Only the pictures are to be left out, and the rest of the entries should be reproduced exactly.

[Material to process Boundary: Start]

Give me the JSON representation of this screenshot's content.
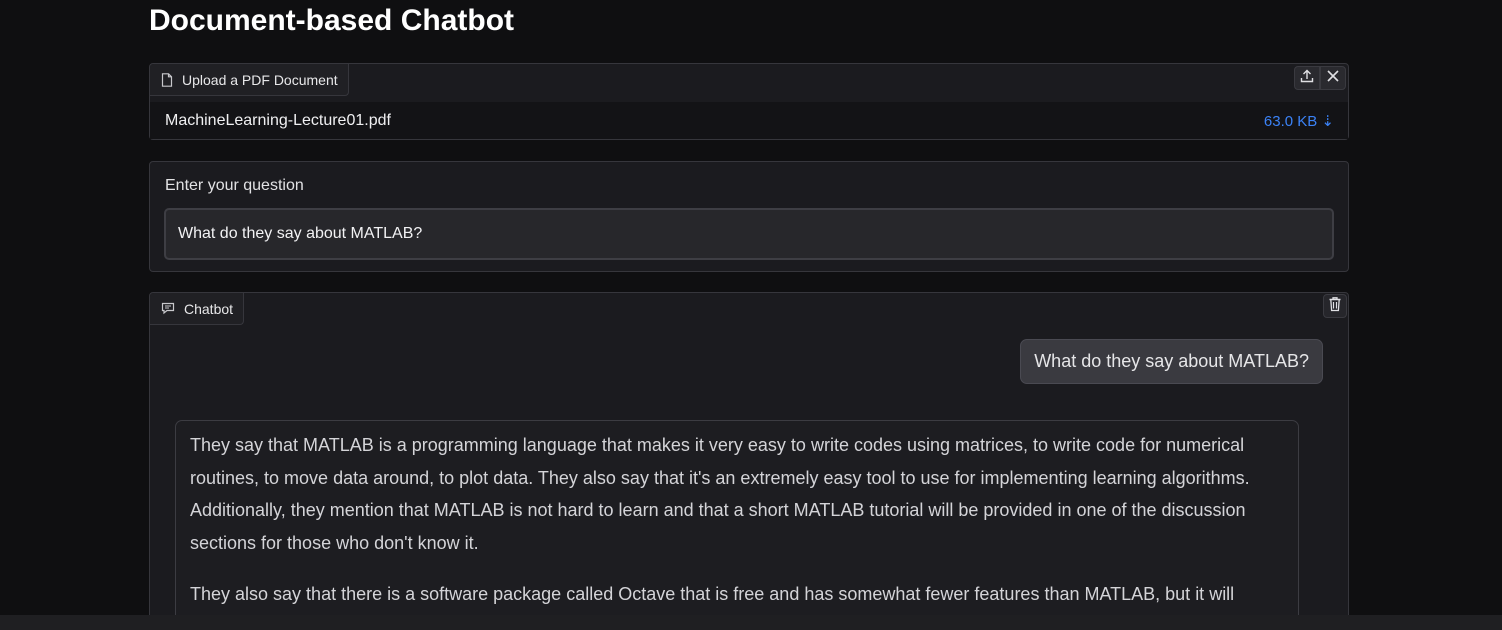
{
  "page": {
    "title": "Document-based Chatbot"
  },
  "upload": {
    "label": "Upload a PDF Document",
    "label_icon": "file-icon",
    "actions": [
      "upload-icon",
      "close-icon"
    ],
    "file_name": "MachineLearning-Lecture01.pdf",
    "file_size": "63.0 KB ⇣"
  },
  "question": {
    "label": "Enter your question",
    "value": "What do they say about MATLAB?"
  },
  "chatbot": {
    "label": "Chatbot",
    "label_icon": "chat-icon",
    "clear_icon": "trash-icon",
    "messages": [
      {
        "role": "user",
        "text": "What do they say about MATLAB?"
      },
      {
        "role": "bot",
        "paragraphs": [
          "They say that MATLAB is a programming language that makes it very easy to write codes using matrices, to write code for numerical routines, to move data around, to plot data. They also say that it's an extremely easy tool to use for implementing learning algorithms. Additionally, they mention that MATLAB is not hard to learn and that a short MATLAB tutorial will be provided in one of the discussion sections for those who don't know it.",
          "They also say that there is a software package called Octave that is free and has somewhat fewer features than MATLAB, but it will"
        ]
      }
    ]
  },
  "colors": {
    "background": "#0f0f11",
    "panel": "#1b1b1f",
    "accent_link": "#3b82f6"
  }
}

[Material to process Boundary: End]

## [Your response]
Give me the JSON representation of this screenshot's content.
{
  "page": {
    "title": "Document-based Chatbot"
  },
  "upload": {
    "label": "Upload a PDF Document",
    "label_icon": "file-icon",
    "actions": [
      "upload-icon",
      "close-icon"
    ],
    "file_name": "MachineLearning-Lecture01.pdf",
    "file_size": "63.0 KB ⇣"
  },
  "question": {
    "label": "Enter your question",
    "value": "What do they say about MATLAB?"
  },
  "chatbot": {
    "label": "Chatbot",
    "label_icon": "chat-icon",
    "clear_icon": "trash-icon",
    "messages": [
      {
        "role": "user",
        "text": "What do they say about MATLAB?"
      },
      {
        "role": "bot",
        "paragraphs": [
          "They say that MATLAB is a programming language that makes it very easy to write codes using matrices, to write code for numerical routines, to move data around, to plot data. They also say that it's an extremely easy tool to use for implementing learning algorithms. Additionally, they mention that MATLAB is not hard to learn and that a short MATLAB tutorial will be provided in one of the discussion sections for those who don't know it.",
          "They also say that there is a software package called Octave that is free and has somewhat fewer features than MATLAB, but it will"
        ]
      }
    ]
  },
  "colors": {
    "background": "#0f0f11",
    "panel": "#1b1b1f",
    "accent_link": "#3b82f6"
  }
}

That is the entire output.